Related Topics

Smoking
Anger Management
Stress Reduction and Management

Possible Drawback to Gluten-Free: Toxic Metals

HealthDay News
by -- Robert Preidt
Updated: Feb 16th 2017

new article illustration

THURSDAY, Feb. 16, 2017 (HealthDay News) -- America's love affair with gluten-free foods may come at a cost: greater intake of the toxic metals arsenic and mercury, a new study contends.

"These results indicate that there could be unintended consequences of eating a gluten-free diet," said study author Maria Argos of the University of Illinois at Chicago (UIC).

Gluten-free products often contain rice flour as a substitute for wheat, rye and barley. And rice is known to accumulate arsenic and mercury from fertilizers, soil and water, said Argos, an assistant professor of epidemiology in the School of Public Health.

For the study, the researchers analyzed U.S. National Health and Nutrition Examination Survey data from thousands of Americans, aged 6 to 80. The investigators identified 73 people who said they ate a gluten-free diet.

Compared to other survey participants, those who ate gluten-free diets had nearly twice the levels of arsenic in their urine, and 70 percent higher levels of mercury in their blood, according to the study.

However, "more research is needed before we can determine whether this diet poses a significant health risk," Argos said in a university news release.

Gluten-free diets are recommended for people with celiac disease -- an out-of-control immune response to gluten, a protein in wheat, rye and barley.

Just 1 percent of Americans have been diagnosed with the disorder, but nearly one-quarter of Americans reported eating a gluten-free diet in 2015, the researchers noted.

Many consumers believe gluten-free eating reduces harmful inflammation, but there is no scientific evidence supporting that, the study authors said.

Arsenic and mercury, which occur naturally in the environment, raise the risk of heart disease, cancer and neurological problems at certain levels, the researchers said.

While the study raises questions about going gluten-free, it doesn't show a direct cause-and-effect relationship between that eating style and higher toxin levels.

Still, "in Europe, there are regulations for food-based arsenic exposure, and perhaps that is something we here in the United States need to consider," Argos said. "We regulate levels of arsenic in water, but if rice flour consumption increases the risk for exposure to arsenic, it would make sense to regulate the metal in foods as well."

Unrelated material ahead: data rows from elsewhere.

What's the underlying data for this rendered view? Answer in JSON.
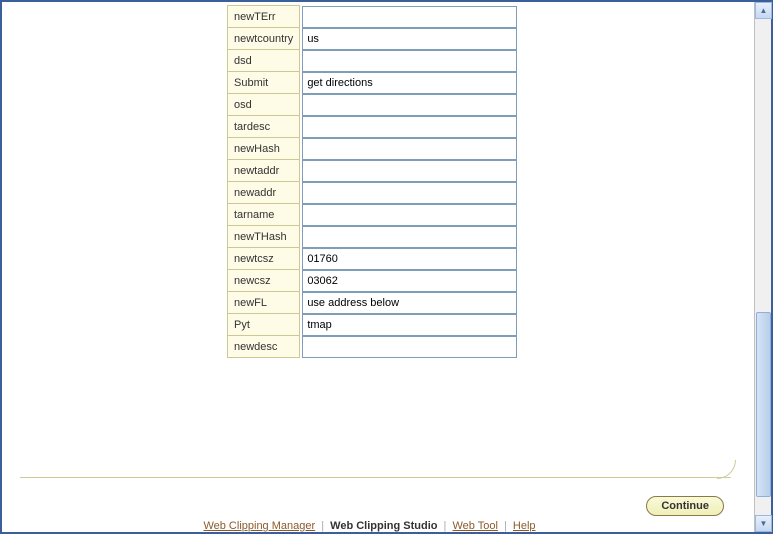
{
  "fields": [
    {
      "label": "newTErr",
      "value": ""
    },
    {
      "label": "newtcountry",
      "value": "us"
    },
    {
      "label": "dsd",
      "value": ""
    },
    {
      "label": "Submit",
      "value": "get directions"
    },
    {
      "label": "osd",
      "value": ""
    },
    {
      "label": "tardesc",
      "value": ""
    },
    {
      "label": "newHash",
      "value": ""
    },
    {
      "label": "newtaddr",
      "value": ""
    },
    {
      "label": "newaddr",
      "value": ""
    },
    {
      "label": "tarname",
      "value": ""
    },
    {
      "label": "newTHash",
      "value": ""
    },
    {
      "label": "newtcsz",
      "value": "01760"
    },
    {
      "label": "newcsz",
      "value": "03062"
    },
    {
      "label": "newFL",
      "value": "use address below"
    },
    {
      "label": "Pyt",
      "value": "tmap"
    },
    {
      "label": "newdesc",
      "value": ""
    }
  ],
  "footer": {
    "link_manager": "Web Clipping Manager",
    "link_studio": "Web Clipping Studio",
    "link_tool": "Web Tool",
    "link_help": "Help"
  },
  "continue_label": "Continue"
}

The study results were published online recently in the journal Epidemiology.

More information

The U.S. National Institutes of Health explains the challenges of celiac disease.